Both Reiss Nelson and Emile Smith Rowe have joined up with the Arsenal first team as Unai Emery increases his focus on youth talent ahead of his second season in charge at the Emirates Stadium.
Both players were on loan in the Bundesliga last season and will now looking to prove themselves in the Gunners' senior set-up alongside already promoted Eddie Nketiah and Joe Willock.
Emery's turn to the youngsters comes amidst the North London side's struggles in the current transfer window. High profile targets such as Wilfried Zaha are seemingly just out of reach of the club's £45m budget.
However, the faith of Emery in his academy could pay off in the eyes of Nelson, who stated that "people will be shocked" in his development at Hoffenheim, as quoted by The Sun.
The English winger netted seven times while in Germany last season and insists he is "much more mature" than the 17-year-old that was given his first chance under Arsene Wenger back in the 2017/18 season.
Smith Rowe became the first player born in the 2000s to play for Arsenal when he made his debut in last season's Europa League.
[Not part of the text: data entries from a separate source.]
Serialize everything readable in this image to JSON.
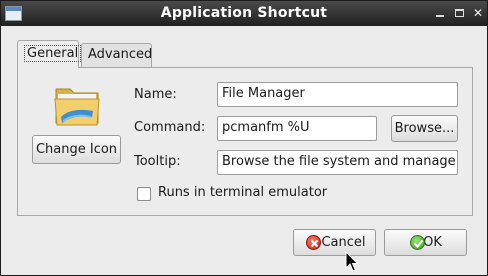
{
  "window": {
    "title": "Application Shortcut"
  },
  "tabs": [
    {
      "label": "General"
    },
    {
      "label": "Advanced"
    }
  ],
  "general": {
    "icon": "file-manager-folder-icon",
    "change_icon_label": "Change Icon",
    "name_label": "Name:",
    "name_value": "File Manager",
    "command_label": "Command:",
    "command_value": "pcmanfm %U",
    "browse_label": "Browse...",
    "tooltip_label": "Tooltip:",
    "tooltip_value": "Browse the file system and manage t",
    "terminal_label": "Runs in terminal emulator",
    "terminal_checked": false
  },
  "buttons": {
    "cancel_label": "Cancel",
    "ok_label": "OK"
  },
  "colors": {
    "titlebar": "#2e2e2e",
    "window_bg": "#ebebeb",
    "cancel_icon": "#c01e10",
    "ok_icon": "#3c9a1e"
  }
}
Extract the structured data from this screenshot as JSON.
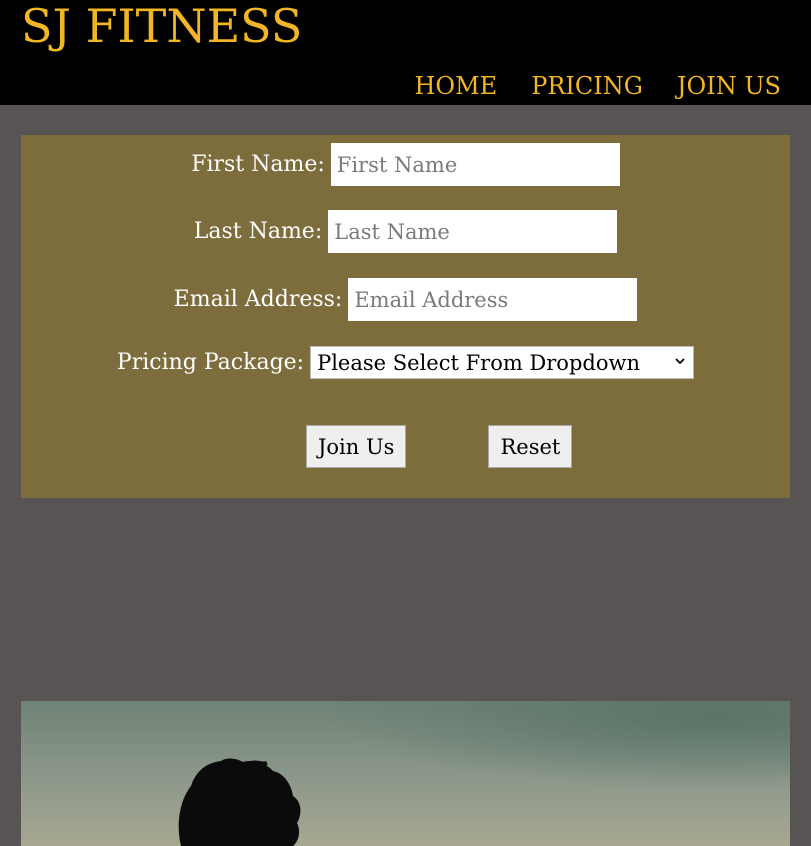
{
  "header": {
    "brand": "SJ FITNESS",
    "nav": [
      "HOME",
      "PRICING",
      "JOIN US"
    ]
  },
  "form": {
    "first_name": {
      "label": "First Name:",
      "placeholder": "First Name"
    },
    "last_name": {
      "label": "Last Name:",
      "placeholder": "Last Name"
    },
    "email": {
      "label": "Email Address:",
      "placeholder": "Email Address"
    },
    "package": {
      "label": "Pricing Package:",
      "selected": "Please Select From Dropdown"
    },
    "submit_label": "Join Us",
    "reset_label": "Reset"
  },
  "colors": {
    "accent": "#f2b624",
    "header_bg": "#000000",
    "page_bg": "#575453",
    "form_bg": "#7d6d3d"
  }
}
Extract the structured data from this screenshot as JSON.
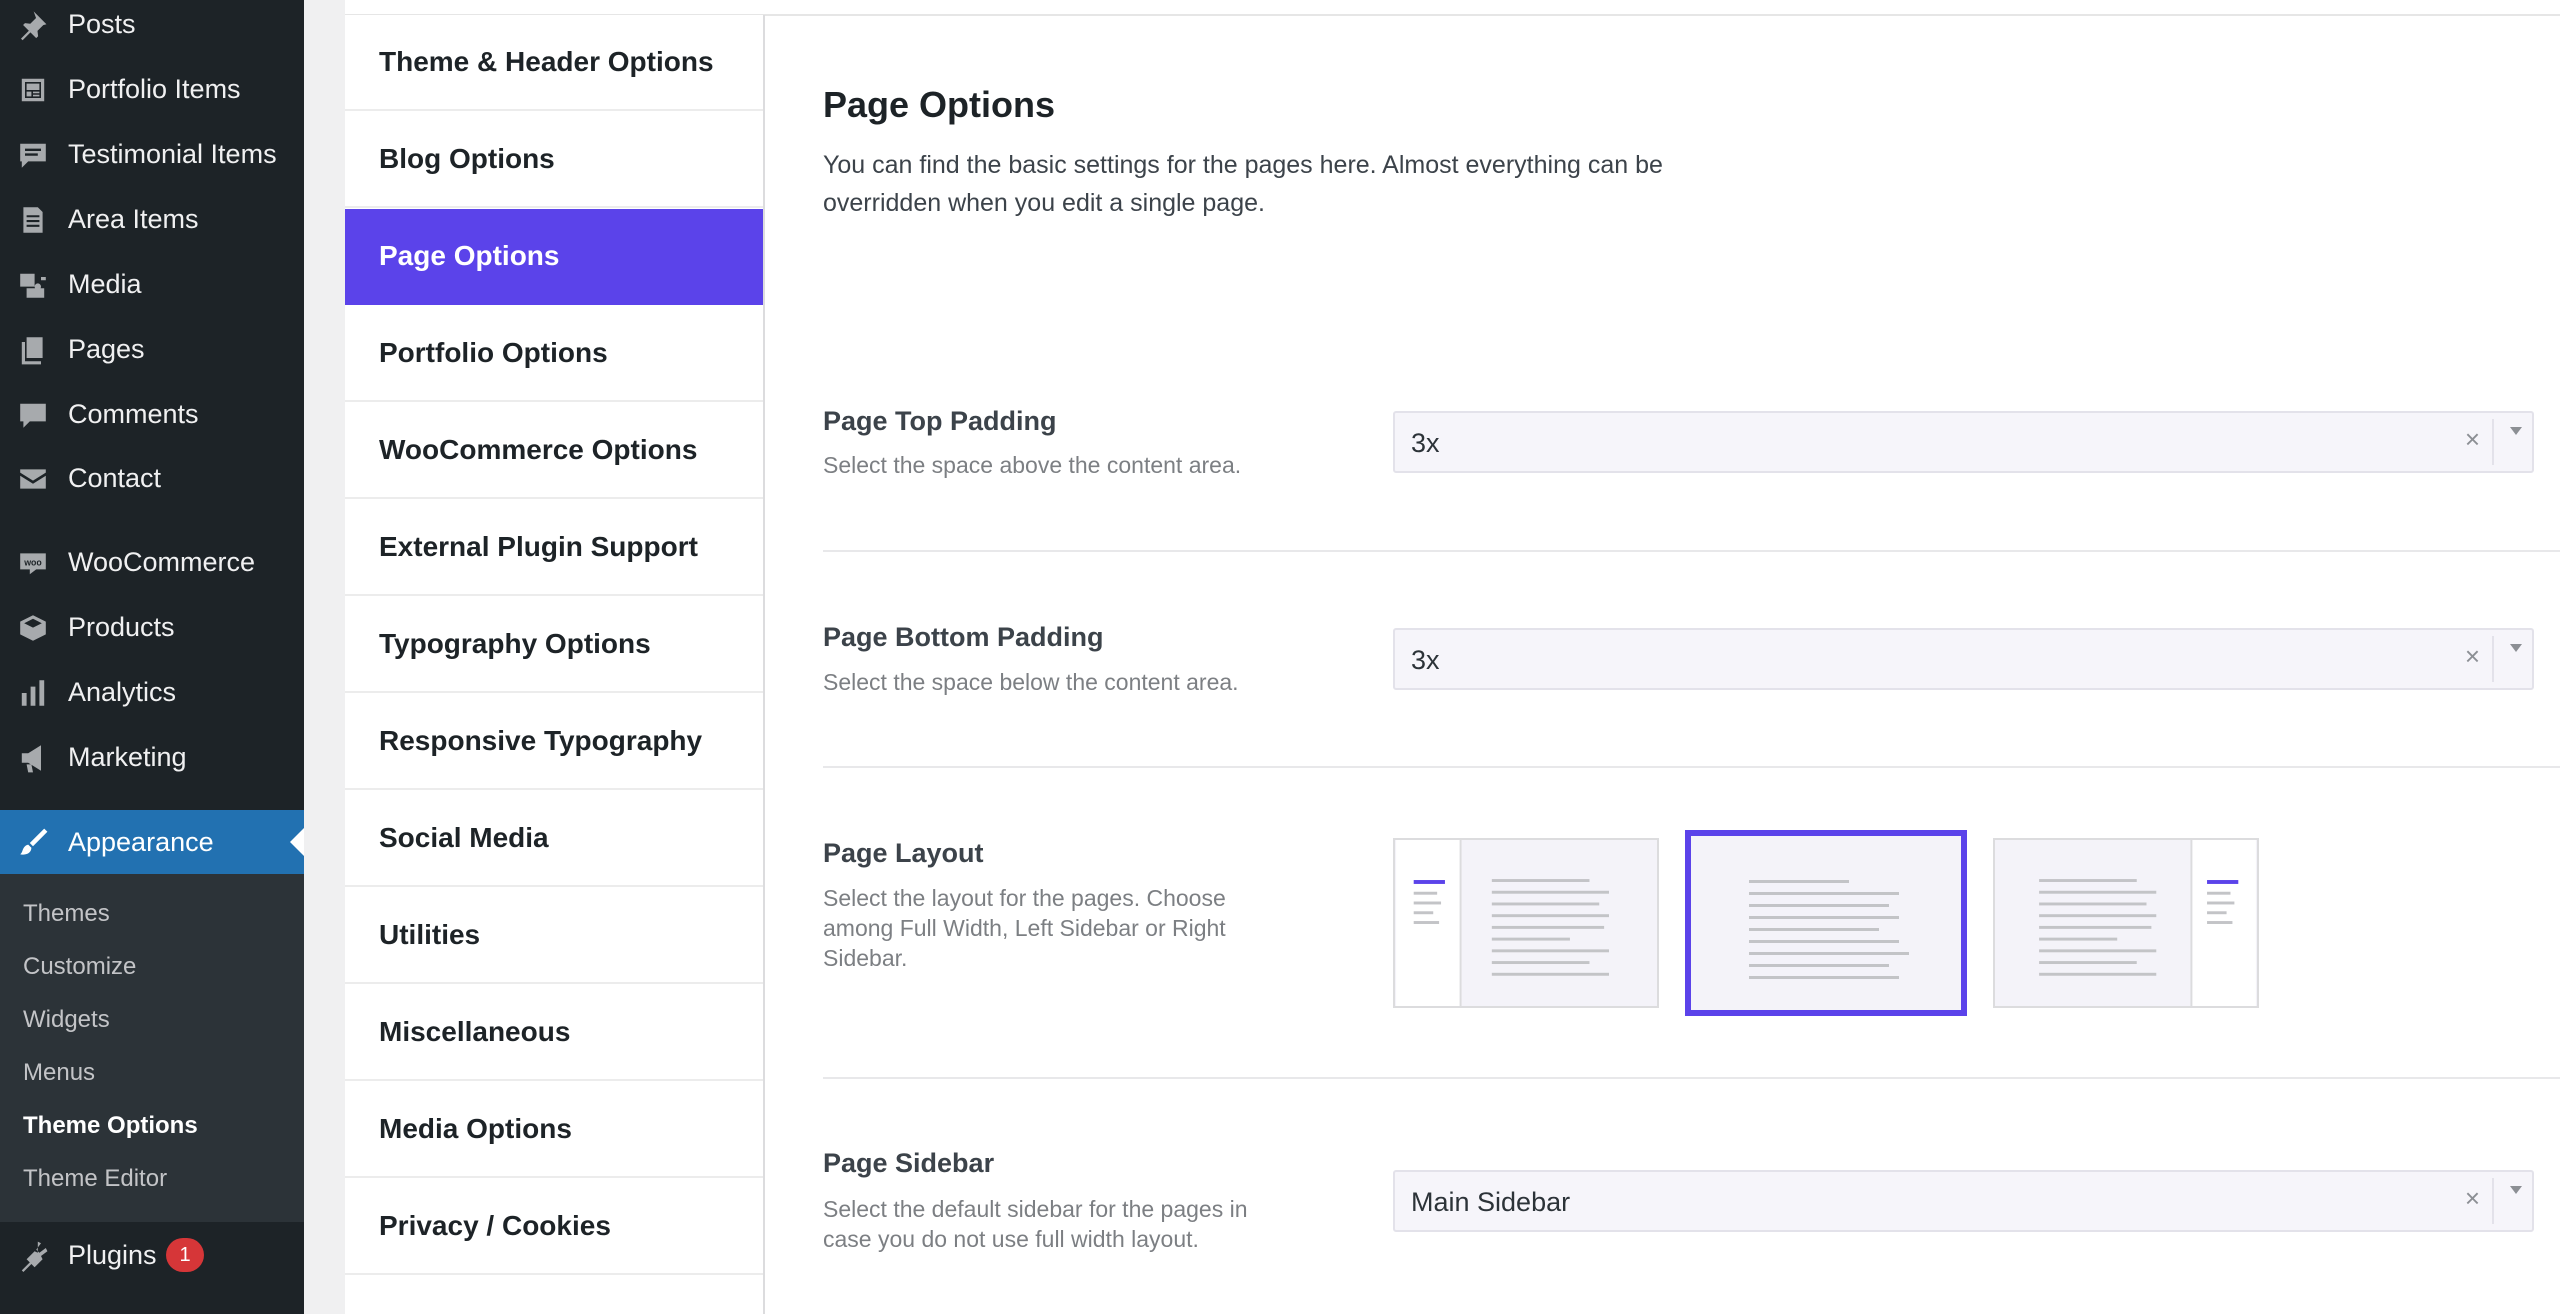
{
  "admin_menu": {
    "items": [
      {
        "label": "Posts",
        "icon": "pin-icon"
      },
      {
        "label": "Portfolio Items",
        "icon": "portfolio-icon"
      },
      {
        "label": "Testimonial Items",
        "icon": "comment-icon"
      },
      {
        "label": "Area Items",
        "icon": "page-icon"
      },
      {
        "label": "Media",
        "icon": "media-icon"
      },
      {
        "label": "Pages",
        "icon": "pages-icon"
      },
      {
        "label": "Comments",
        "icon": "comment-icon"
      },
      {
        "label": "Contact",
        "icon": "mail-icon"
      },
      {
        "label": "WooCommerce",
        "icon": "woo-icon"
      },
      {
        "label": "Products",
        "icon": "products-icon"
      },
      {
        "label": "Analytics",
        "icon": "bar-chart-icon"
      },
      {
        "label": "Marketing",
        "icon": "megaphone-icon"
      },
      {
        "label": "Appearance",
        "icon": "brush-icon",
        "active": true
      },
      {
        "label": "Plugins",
        "icon": "plugin-icon"
      }
    ],
    "appearance_submenu": [
      "Themes",
      "Customize",
      "Widgets",
      "Menus",
      "Theme Options",
      "Theme Editor"
    ],
    "current_submenu": "Theme Options",
    "plugins_badge": "1"
  },
  "options_nav": {
    "items": [
      "Theme & Header Options",
      "Blog Options",
      "Page Options",
      "Portfolio Options",
      "WooCommerce Options",
      "External Plugin Support",
      "Typography Options",
      "Responsive Typography",
      "Social Media",
      "Utilities",
      "Miscellaneous",
      "Media Options",
      "Privacy / Cookies"
    ],
    "active": "Page Options"
  },
  "content": {
    "title": "Page Options",
    "intro": "You can find the basic settings for the pages here. Almost everything can be overridden when you edit a single page.",
    "fields": {
      "top_padding": {
        "label": "Page Top Padding",
        "description": "Select the space above the content area.",
        "value": "3x"
      },
      "bottom_padding": {
        "label": "Page Bottom Padding",
        "description": "Select the space below the content area.",
        "value": "3x"
      },
      "layout": {
        "label": "Page Layout",
        "description": "Select the layout for the pages. Choose among Full Width, Left Sidebar or Right Sidebar.",
        "options": [
          "left-sidebar",
          "full-width",
          "right-sidebar"
        ],
        "selected": "full-width"
      },
      "sidebar": {
        "label": "Page Sidebar",
        "description": "Select the default sidebar for the pages in case you do not use full width layout.",
        "value": "Main Sidebar"
      }
    },
    "clear_symbol": "×"
  },
  "colors": {
    "accent": "#5b43ea",
    "wp_menu_bg": "#1d2327",
    "wp_active": "#2271b1",
    "badge": "#d63638"
  }
}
The attacking midfielder will also be hoping to make an impact on the first team, following on from his impressive Europa League performances that took place before his underwhelming loan spell at RB Leipzig.
As things stand, Brazilian youngster Gabriel Martinelli will be the only new face at the Emirates next season. The club, however, is expected to carry out more business before the close of the transfer window in early August.
Arsenal will be hoping that the recent addition of 2003/04 invincible Edu as the club's technical director will have a large impact on both youth development and player recruitment.
The appointment comes as they try to find a compromise between big spending and home-grown production in their efforts to regain Champions League football.
It is clear that Arsenal have many hot prospects at their disposal but the jury is still out over whether these academy products will be able to fix the club's more immediate and pressing problems.